> [WHAT YOU SHOULD DO]: Give back every record exactly, images excluded.

SOURCE DATA Block Start

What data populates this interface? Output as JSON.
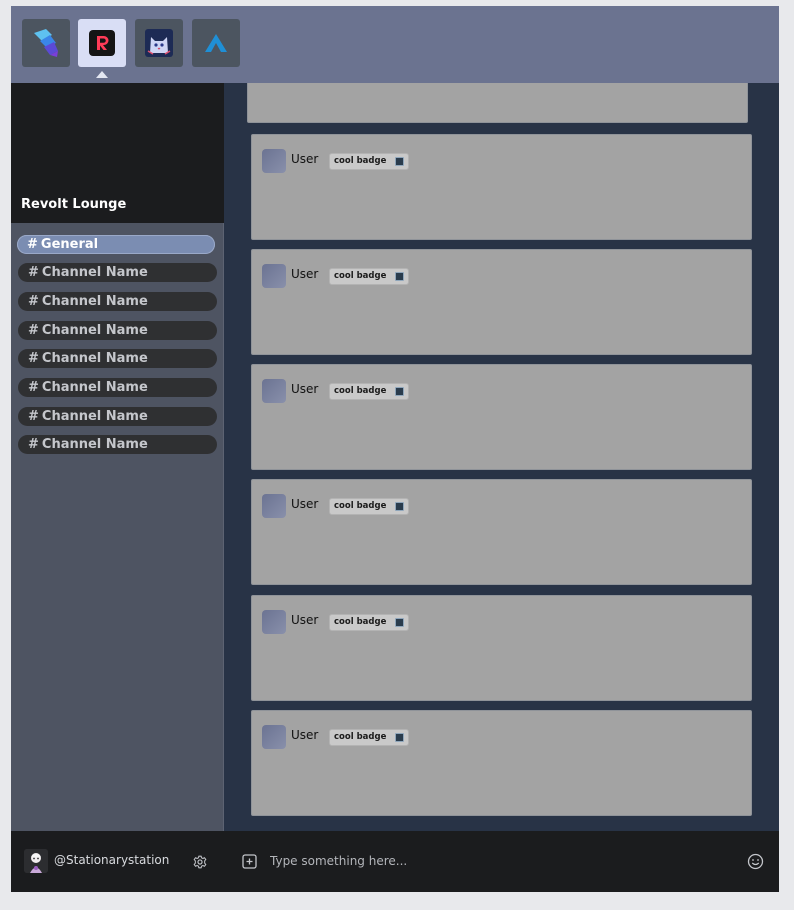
{
  "servers": [
    {
      "name": "brush-server-icon",
      "active": false
    },
    {
      "name": "revolt-server-icon",
      "active": true
    },
    {
      "name": "cat-server-icon",
      "active": false
    },
    {
      "name": "arrow-server-icon",
      "active": false
    }
  ],
  "sidebar": {
    "server_name": "Revolt Lounge",
    "channels": [
      {
        "hash": "#",
        "label": "General",
        "active": true
      },
      {
        "hash": "#",
        "label": "Channel Name",
        "active": false
      },
      {
        "hash": "#",
        "label": "Channel Name",
        "active": false
      },
      {
        "hash": "#",
        "label": "Channel Name",
        "active": false
      },
      {
        "hash": "#",
        "label": "Channel Name",
        "active": false
      },
      {
        "hash": "#",
        "label": "Channel Name",
        "active": false
      },
      {
        "hash": "#",
        "label": "Channel Name",
        "active": false
      },
      {
        "hash": "#",
        "label": "Channel Name",
        "active": false
      }
    ],
    "username": "@Stationarystation"
  },
  "messages": [
    {
      "user": "User",
      "badge": "cool badge"
    },
    {
      "user": "User",
      "badge": "cool badge"
    },
    {
      "user": "User",
      "badge": "cool badge"
    },
    {
      "user": "User",
      "badge": "cool badge"
    },
    {
      "user": "User",
      "badge": "cool badge"
    },
    {
      "user": "User",
      "badge": "cool badge"
    }
  ],
  "composer": {
    "placeholder": "Type something here..."
  },
  "colors": {
    "server_bar": "#6b7390",
    "active_channel": "#7b8db2",
    "message_bg": "#a3a3a3",
    "chat_bg": "#283346"
  }
}
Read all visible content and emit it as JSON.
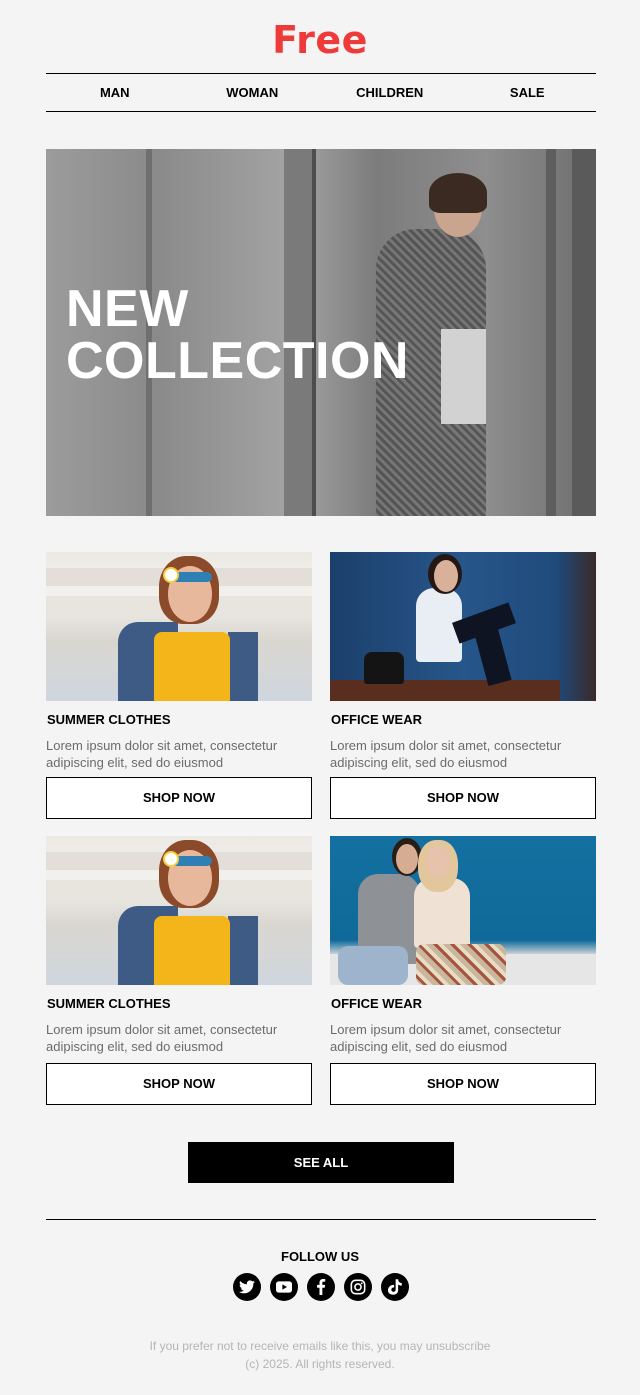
{
  "brand": {
    "logo": "Free",
    "logo_color": "#ef3a3a"
  },
  "nav": {
    "items": [
      "MAN",
      "WOMAN",
      "CHILDREN",
      "SALE"
    ]
  },
  "hero": {
    "line1": "NEW",
    "line2": "COLLECTION"
  },
  "cards": [
    {
      "title": "SUMMER CLOTHES",
      "text": "Lorem ipsum dolor sit amet, consectetur adipiscing elit, sed do eiusmod",
      "button": "SHOP NOW"
    },
    {
      "title": "OFFICE WEAR",
      "text": "Lorem ipsum dolor sit amet, consectetur adipiscing elit, sed do eiusmod",
      "button": "SHOP NOW"
    },
    {
      "title": "SUMMER CLOTHES",
      "text": "Lorem ipsum dolor sit amet, consectetur adipiscing elit, sed do eiusmod",
      "button": "SHOP NOW"
    },
    {
      "title": "OFFICE WEAR",
      "text": "Lorem ipsum dolor sit amet, consectetur adipiscing elit, sed do eiusmod",
      "button": "SHOP NOW"
    }
  ],
  "see_all": "SEE ALL",
  "footer": {
    "follow": "FOLLOW US",
    "socials": [
      "twitter-icon",
      "youtube-icon",
      "facebook-icon",
      "instagram-icon",
      "tiktok-icon"
    ],
    "unsubscribe": "If you prefer not to receive emails like this, you may unsubscribe",
    "copyright": "(c) 2025. All rights reserved."
  }
}
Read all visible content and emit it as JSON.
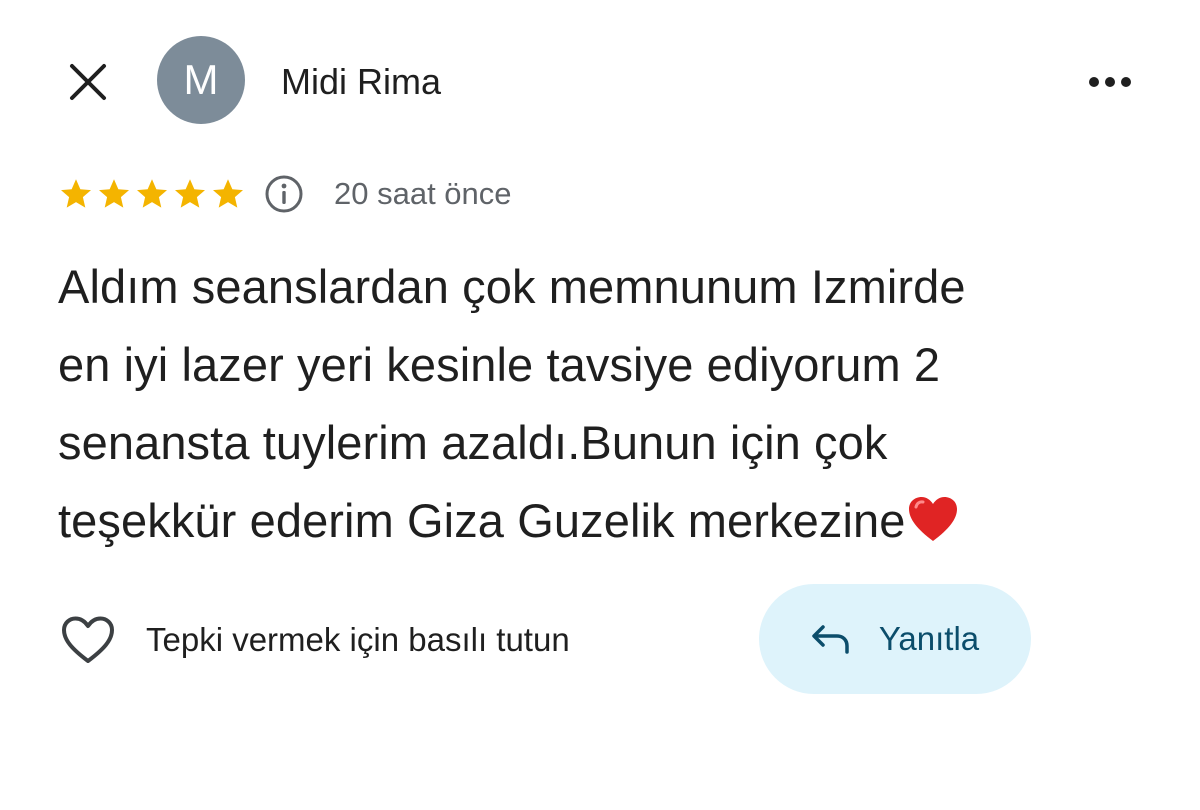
{
  "header": {
    "avatar_letter": "M",
    "author_name": "Midi Rima",
    "close_icon": "close-icon",
    "more_icon": "more-horizontal-icon"
  },
  "review": {
    "rating": 5,
    "rating_max": 5,
    "time": "20 saat önce",
    "text_lines": [
      "Aldım seanslardan çok memnunum Izmirde",
      "en iyi lazer yeri kesinle tavsiye ediyorum 2",
      "senansta tuylerim azaldı.Bunun için çok",
      "teşekkür ederim Giza Guzelik merkezine"
    ],
    "emoji": "red-heart-emoji"
  },
  "actions": {
    "react_label": "Tepki vermek için basılı tutun",
    "reply_label": "Yanıtla"
  },
  "colors": {
    "avatar_bg": "#7d8c99",
    "star": "#f4b400",
    "reply_bg": "#def3fb",
    "reply_text": "#0b4d6b",
    "secondary_text": "#5f6368"
  }
}
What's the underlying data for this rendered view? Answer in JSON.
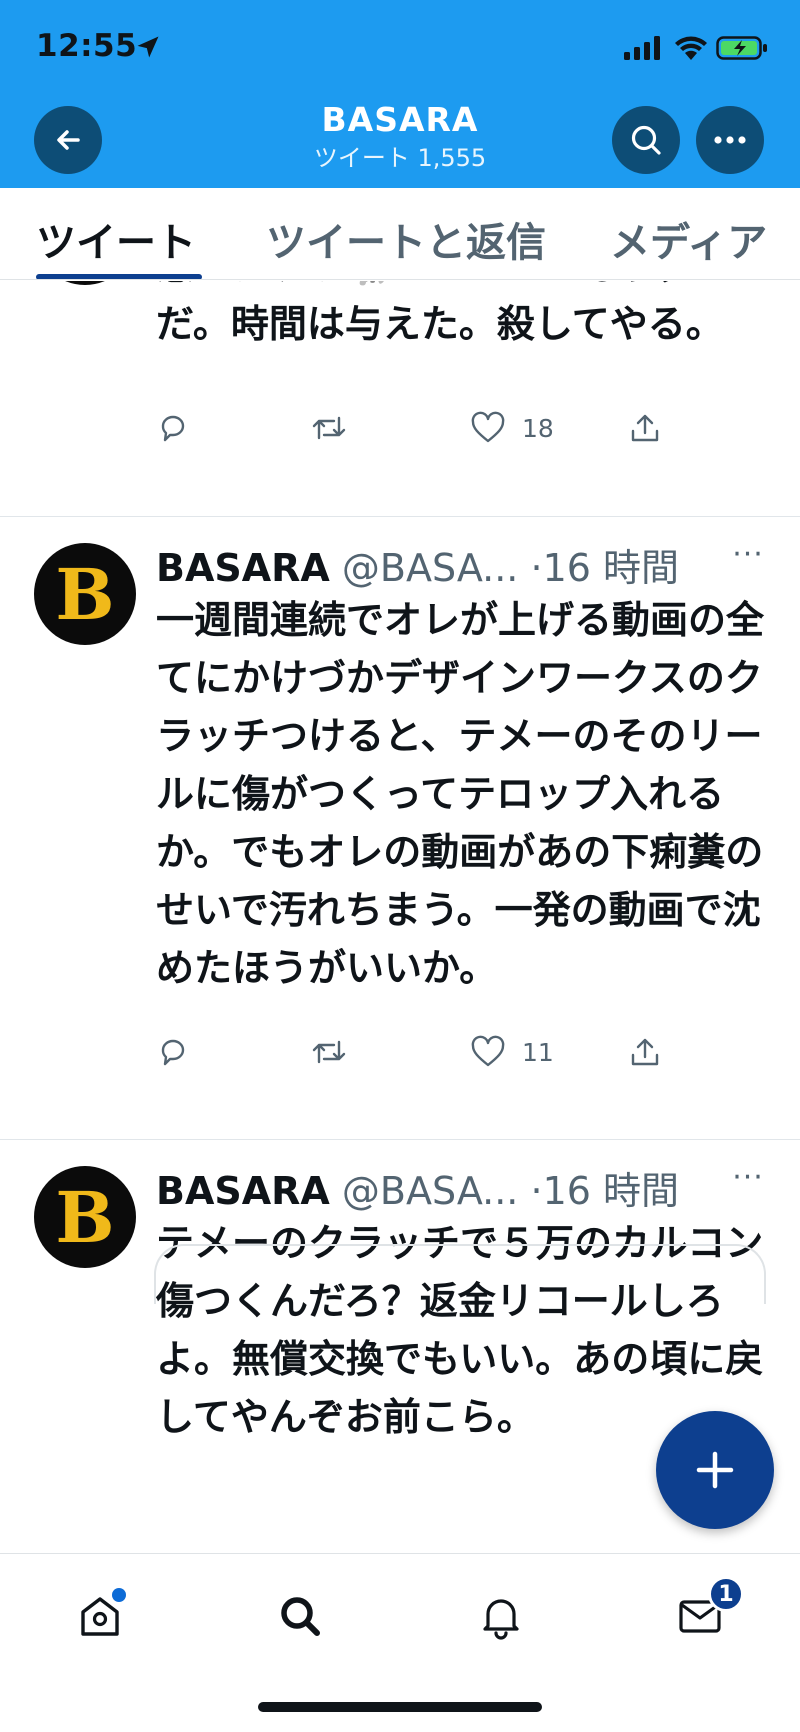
{
  "status_bar": {
    "time": "12:55"
  },
  "header": {
    "title": "BASARA",
    "subtitle": "ツイート 1,555"
  },
  "tabs": [
    {
      "label": "ツイート"
    },
    {
      "label": "ツイートと返信"
    },
    {
      "label": "メディア"
    }
  ],
  "tweets": [
    {
      "avatar_letter": "B",
      "text": "怒ったゾウ🐘パオーン！もうダメだ。時間は与えた。殺してやる。",
      "replies": "",
      "retweets": "",
      "likes": "18"
    },
    {
      "avatar_letter": "B",
      "name": "BASARA",
      "handle": "@BASA...",
      "time": "·16 時間",
      "more": "···",
      "text": "一週間連続でオレが上げる動画の全てにかけづかデザインワークスのクラッチつけると、テメーのそのリールに傷がつくってテロップ入れるか。でもオレの動画があの下痢糞のせいで汚れちまう。一発の動画で沈めたほうがいいか。",
      "replies": "",
      "retweets": "",
      "likes": "11"
    },
    {
      "avatar_letter": "B",
      "name": "BASARA",
      "handle": "@BASA...",
      "time": "·16 時間",
      "more": "···",
      "text": "テメーのクラッチで５万のカルコン傷つくんだろ？返金リコールしろよ。無償交換でもいい。あの頃に戻してやんぞお前こら。"
    }
  ],
  "bottom_nav": {
    "dm_badge": "1"
  },
  "colors": {
    "header_bg": "#1d9bf0",
    "accent": "#0d3f8f",
    "text": "#0f1419",
    "muted": "#536471"
  },
  "icons": [
    "back-arrow-icon",
    "search-icon",
    "more-icon",
    "reply-icon",
    "retweet-icon",
    "heart-icon",
    "share-icon",
    "plus-icon",
    "home-icon",
    "notification-bell-icon",
    "mail-icon"
  ]
}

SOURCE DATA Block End

> [RESULT OF THIS EXERCISE]:
What data populates this interface? Output as JSON.
{
  "servers": [
    {
      "name": "brush-server-icon",
      "active": false
    },
    {
      "name": "revolt-server-icon",
      "active": true
    },
    {
      "name": "cat-server-icon",
      "active": false
    },
    {
      "name": "arrow-server-icon",
      "active": false
    }
  ],
  "sidebar": {
    "server_name": "Revolt Lounge",
    "channels": [
      {
        "hash": "#",
        "label": "General",
        "active": true
      },
      {
        "hash": "#",
        "label": "Channel Name",
        "active": false
      },
      {
        "hash": "#",
        "label": "Channel Name",
        "active": false
      },
      {
        "hash": "#",
        "label": "Channel Name",
        "active": false
      },
      {
        "hash": "#",
        "label": "Channel Name",
        "active": false
      },
      {
        "hash": "#",
        "label": "Channel Name",
        "active": false
      },
      {
        "hash": "#",
        "label": "Channel Name",
        "active": false
      },
      {
        "hash": "#",
        "label": "Channel Name",
        "active": false
      }
    ],
    "username": "@Stationarystation"
  },
  "messages": [
    {
      "user": "User",
      "badge": "cool badge"
    },
    {
      "user": "User",
      "badge": "cool badge"
    },
    {
      "user": "User",
      "badge": "cool badge"
    },
    {
      "user": "User",
      "badge": "cool badge"
    },
    {
      "user": "User",
      "badge": "cool badge"
    },
    {
      "user": "User",
      "badge": "cool badge"
    }
  ],
  "composer": {
    "placeholder": "Type something here..."
  },
  "colors": {
    "server_bar": "#6b7390",
    "active_channel": "#7b8db2",
    "message_bg": "#a3a3a3",
    "chat_bg": "#283346"
  }
}
Read all visible content and emit it as JSON.
{
  "brand": {
    "logo": "Free",
    "logo_color": "#ef3a3a"
  },
  "nav": {
    "items": [
      "MAN",
      "WOMAN",
      "CHILDREN",
      "SALE"
    ]
  },
  "hero": {
    "line1": "NEW",
    "line2": "COLLECTION"
  },
  "cards": [
    {
      "title": "SUMMER CLOTHES",
      "text": "Lorem ipsum dolor sit amet, consectetur adipiscing elit, sed do eiusmod",
      "button": "SHOP NOW"
    },
    {
      "title": "OFFICE WEAR",
      "text": "Lorem ipsum dolor sit amet, consectetur adipiscing elit, sed do eiusmod",
      "button": "SHOP NOW"
    },
    {
      "title": "SUMMER CLOTHES",
      "text": "Lorem ipsum dolor sit amet, consectetur adipiscing elit, sed do eiusmod",
      "button": "SHOP NOW"
    },
    {
      "title": "OFFICE WEAR",
      "text": "Lorem ipsum dolor sit amet, consectetur adipiscing elit, sed do eiusmod",
      "button": "SHOP NOW"
    }
  ],
  "see_all": "SEE ALL",
  "footer": {
    "follow": "FOLLOW US",
    "socials": [
      "twitter-icon",
      "youtube-icon",
      "facebook-icon",
      "instagram-icon",
      "tiktok-icon"
    ],
    "unsubscribe": "If you prefer not to receive emails like this, you may unsubscribe",
    "copyright": "(c) 2025. All rights reserved."
  }
}
Read all visible content and emit it as JSON.
{
  "header": {
    "avatar_letter": "M",
    "author_name": "Midi Rima",
    "close_icon": "close-icon",
    "more_icon": "more-horizontal-icon"
  },
  "review": {
    "rating": 5,
    "rating_max": 5,
    "time": "20 saat önce",
    "text_lines": [
      "Aldım seanslardan çok memnunum Izmirde",
      "en iyi lazer yeri kesinle tavsiye ediyorum 2",
      "senansta tuylerim azaldı.Bunun için çok",
      "teşekkür ederim Giza Guzelik merkezine"
    ],
    "emoji": "red-heart-emoji"
  },
  "actions": {
    "react_label": "Tepki vermek için basılı tutun",
    "reply_label": "Yanıtla"
  },
  "colors": {
    "avatar_bg": "#7d8c99",
    "star": "#f4b400",
    "reply_bg": "#def3fb",
    "reply_text": "#0b4d6b",
    "secondary_text": "#5f6368"
  }
}
What's the underlying data for this rendered view? Answer in JSON.
{
  "status_bar": {
    "time": "12:55"
  },
  "header": {
    "title": "BASARA",
    "subtitle": "ツイート 1,555"
  },
  "tabs": [
    {
      "label": "ツイート"
    },
    {
      "label": "ツイートと返信"
    },
    {
      "label": "メディア"
    }
  ],
  "tweets": [
    {
      "avatar_letter": "B",
      "text": "怒ったゾウ🐘パオーン！もうダメだ。時間は与えた。殺してやる。",
      "replies": "",
      "retweets": "",
      "likes": "18"
    },
    {
      "avatar_letter": "B",
      "name": "BASARA",
      "handle": "@BASA...",
      "time": "·16 時間",
      "more": "···",
      "text": "一週間連続でオレが上げる動画の全てにかけづかデザインワークスのクラッチつけると、テメーのそのリールに傷がつくってテロップ入れるか。でもオレの動画があの下痢糞のせいで汚れちまう。一発の動画で沈めたほうがいいか。",
      "replies": "",
      "retweets": "",
      "likes": "11"
    },
    {
      "avatar_letter": "B",
      "name": "BASARA",
      "handle": "@BASA...",
      "time": "·16 時間",
      "more": "···",
      "text": "テメーのクラッチで５万のカルコン傷つくんだろ？返金リコールしろよ。無償交換でもいい。あの頃に戻してやんぞお前こら。"
    }
  ],
  "bottom_nav": {
    "dm_badge": "1"
  },
  "colors": {
    "header_bg": "#1d9bf0",
    "accent": "#0d3f8f",
    "text": "#0f1419",
    "muted": "#536471"
  },
  "icons": [
    "back-arrow-icon",
    "search-icon",
    "more-icon",
    "reply-icon",
    "retweet-icon",
    "heart-icon",
    "share-icon",
    "plus-icon",
    "home-icon",
    "notification-bell-icon",
    "mail-icon"
  ]
}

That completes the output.